■ WHAT YOU ARE ASKED TO DO: Say how many lines of the material below contain the word "time", with no other words.

■ EXERCISE MATERIALS:
※

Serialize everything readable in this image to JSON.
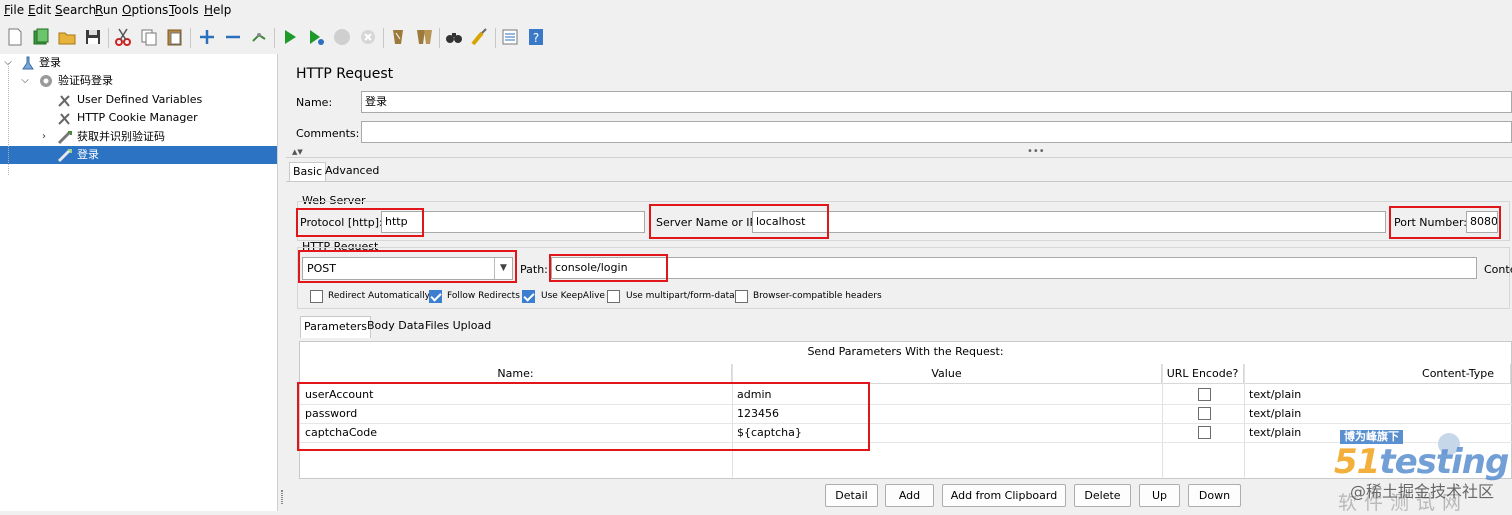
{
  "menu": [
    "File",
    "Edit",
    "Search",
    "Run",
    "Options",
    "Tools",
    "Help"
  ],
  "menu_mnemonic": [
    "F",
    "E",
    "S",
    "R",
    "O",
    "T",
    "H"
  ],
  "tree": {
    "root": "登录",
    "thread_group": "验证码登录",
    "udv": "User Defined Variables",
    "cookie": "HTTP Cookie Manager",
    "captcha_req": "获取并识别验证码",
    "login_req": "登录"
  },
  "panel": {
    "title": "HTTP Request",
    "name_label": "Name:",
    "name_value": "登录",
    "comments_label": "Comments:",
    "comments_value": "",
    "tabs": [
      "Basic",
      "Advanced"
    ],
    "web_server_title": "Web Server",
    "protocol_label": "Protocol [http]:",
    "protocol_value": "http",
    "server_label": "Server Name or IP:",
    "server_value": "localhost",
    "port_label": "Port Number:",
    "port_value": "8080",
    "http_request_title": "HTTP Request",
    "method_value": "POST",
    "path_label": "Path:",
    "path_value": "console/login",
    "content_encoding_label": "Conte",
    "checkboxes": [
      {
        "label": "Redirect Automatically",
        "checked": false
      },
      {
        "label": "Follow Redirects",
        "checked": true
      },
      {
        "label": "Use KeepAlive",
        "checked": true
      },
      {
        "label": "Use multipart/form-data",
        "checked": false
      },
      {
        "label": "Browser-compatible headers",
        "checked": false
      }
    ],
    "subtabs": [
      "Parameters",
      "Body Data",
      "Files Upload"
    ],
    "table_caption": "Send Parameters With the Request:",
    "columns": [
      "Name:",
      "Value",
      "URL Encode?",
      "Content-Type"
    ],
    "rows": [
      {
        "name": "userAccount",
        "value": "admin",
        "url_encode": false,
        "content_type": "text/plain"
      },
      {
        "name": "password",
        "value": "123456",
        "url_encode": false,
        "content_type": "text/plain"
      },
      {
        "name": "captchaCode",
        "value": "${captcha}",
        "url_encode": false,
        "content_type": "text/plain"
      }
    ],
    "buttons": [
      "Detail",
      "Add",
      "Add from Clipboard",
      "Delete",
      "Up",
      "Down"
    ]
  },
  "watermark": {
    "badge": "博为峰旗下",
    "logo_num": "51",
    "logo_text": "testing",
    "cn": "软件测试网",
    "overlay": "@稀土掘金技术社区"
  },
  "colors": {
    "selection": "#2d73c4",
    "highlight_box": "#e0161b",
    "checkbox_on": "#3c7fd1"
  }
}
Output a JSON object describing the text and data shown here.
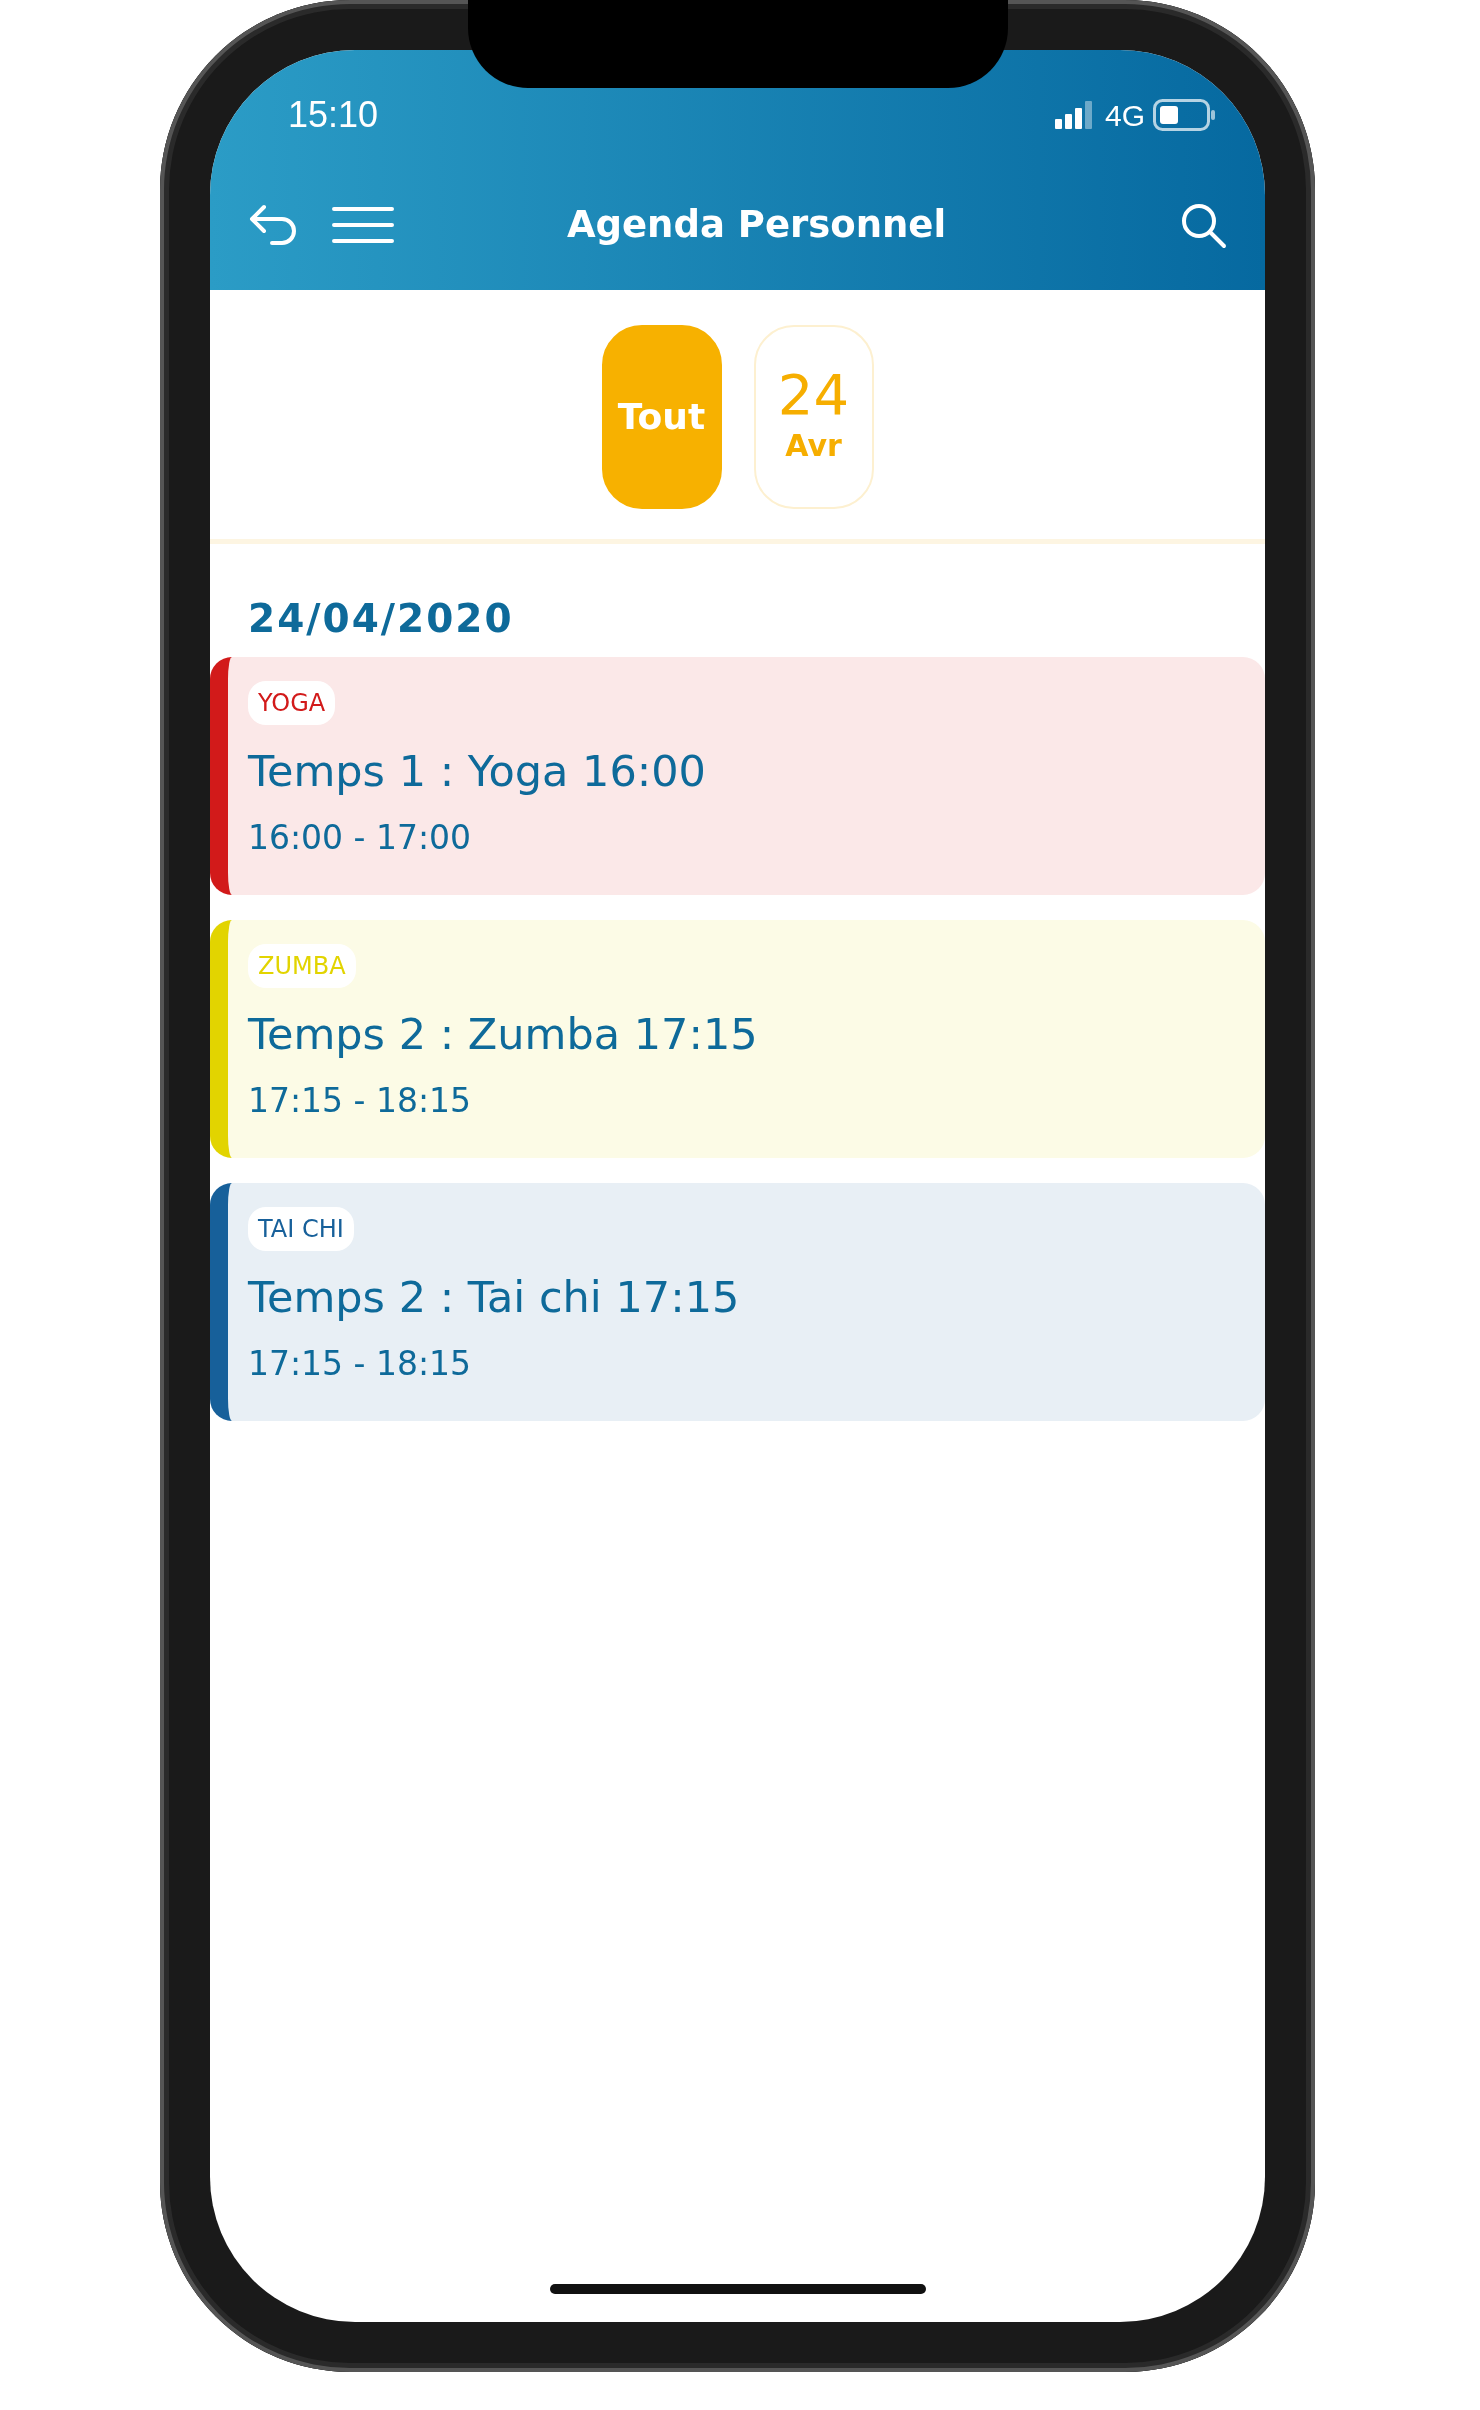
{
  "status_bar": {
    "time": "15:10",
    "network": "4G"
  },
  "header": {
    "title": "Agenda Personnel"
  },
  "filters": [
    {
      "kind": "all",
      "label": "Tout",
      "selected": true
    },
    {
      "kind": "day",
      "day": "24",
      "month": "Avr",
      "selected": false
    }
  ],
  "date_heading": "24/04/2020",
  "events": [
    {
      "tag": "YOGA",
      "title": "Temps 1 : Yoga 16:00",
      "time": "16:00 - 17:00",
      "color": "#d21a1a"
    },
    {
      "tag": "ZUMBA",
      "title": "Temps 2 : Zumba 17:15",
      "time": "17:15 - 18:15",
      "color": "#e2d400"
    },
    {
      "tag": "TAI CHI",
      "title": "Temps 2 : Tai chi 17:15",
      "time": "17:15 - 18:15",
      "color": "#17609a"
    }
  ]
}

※

■ SOLUTION BELOW: 4